Alitalia’s business school provides training for its managers. There is also a program for individuals who are reluctant to fly. In an effort to provide continuous improvement and customer satisfaction, Alitalia signed a training service agreement with CAE, Inc. Effective from 2001 to 2011, Alitalia will be able to utilize training devices installed at Flumicino Airport in Rome. The ultimate goal of this training center is to increase penetration into the commercial flight training market. The airline also signed a deal with Sextant In-Flight Systems for video-on-demand systems in five of its 747-400’s. In addition, Alitalia signed an agreement with Mercury Air Cargo to provide cargo handling through Los Angeles International Airport.

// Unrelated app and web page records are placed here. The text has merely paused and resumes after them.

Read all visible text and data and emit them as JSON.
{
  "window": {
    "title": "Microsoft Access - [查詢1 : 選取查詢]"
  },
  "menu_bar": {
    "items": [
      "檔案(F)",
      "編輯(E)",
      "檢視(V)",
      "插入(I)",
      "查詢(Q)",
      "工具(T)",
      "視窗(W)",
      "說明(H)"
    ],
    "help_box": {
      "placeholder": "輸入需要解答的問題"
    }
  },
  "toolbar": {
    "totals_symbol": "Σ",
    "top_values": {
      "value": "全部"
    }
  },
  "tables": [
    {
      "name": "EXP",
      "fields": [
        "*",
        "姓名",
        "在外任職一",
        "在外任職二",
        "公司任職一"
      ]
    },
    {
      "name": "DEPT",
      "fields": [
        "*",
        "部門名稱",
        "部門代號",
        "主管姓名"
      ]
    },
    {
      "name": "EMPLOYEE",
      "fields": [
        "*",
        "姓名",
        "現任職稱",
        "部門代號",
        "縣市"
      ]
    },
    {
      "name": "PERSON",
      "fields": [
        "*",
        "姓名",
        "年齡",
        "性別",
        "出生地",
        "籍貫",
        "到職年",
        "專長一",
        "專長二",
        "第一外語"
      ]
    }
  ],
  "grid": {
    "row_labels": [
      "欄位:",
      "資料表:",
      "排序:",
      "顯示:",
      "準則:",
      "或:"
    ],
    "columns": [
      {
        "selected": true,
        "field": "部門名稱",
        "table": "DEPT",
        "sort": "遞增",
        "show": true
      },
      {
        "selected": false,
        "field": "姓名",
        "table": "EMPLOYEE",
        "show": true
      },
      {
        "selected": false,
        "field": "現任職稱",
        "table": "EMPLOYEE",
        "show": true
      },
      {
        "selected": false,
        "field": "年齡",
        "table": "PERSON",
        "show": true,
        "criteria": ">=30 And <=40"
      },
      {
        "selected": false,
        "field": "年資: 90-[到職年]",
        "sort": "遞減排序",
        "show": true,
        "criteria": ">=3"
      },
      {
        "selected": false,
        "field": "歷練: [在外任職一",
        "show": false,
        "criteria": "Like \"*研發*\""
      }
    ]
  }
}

In April, 2000, Alitalia signed a deal with McDonald’s in which the airlines sold advertising space on one of its aircraft. Since then, Alitalia has signed similar deals with chocolate maker Perugina, luxury goods brand Bulgari, and auto maker Renault. Alitalia’s logo has even been adjusted to fit into the color scheme of the ad. The ads were priced at approximately $460,000 per plane for one year.
Other interests of Alitalia Group include airline travel services, automated ticketing services, air fire-fighting services and repair, maintenance, and overhaul operations.
Flint, Perry. “Roman Holiday: For Alitalia, the Last Two Years Have Been Anything but a Vacation.” Air Transport World 28, no. 9 (September, 1991): 22-26. An industry news article on Alitalia’s management in the early 1990’s. Hill, Leonard. “Roman Remake: Resurgent Alitalia Hopes for Continued Profits on Low-Cost TEAM Airline Subsidiary and an Integrated Hub System with Strategic Ally KLM.” Air Transport World 35, no. 12 (December, 1998): 37-38, 41, 70. A news article discussing Alitalia’s plans—later quashed—to form an alliance with KLM. Lyth, Peter J., and Hans-Liudger Deinel, eds. Flying the Flag: European Commercial Air Transport Since 1945. New York: St. Martin’s, 1998. A comparative analysis of seven European national airlines, including Alitalia. The book focuses on how flag-carrier airlines have survived trends toward globalization and strategic alliances.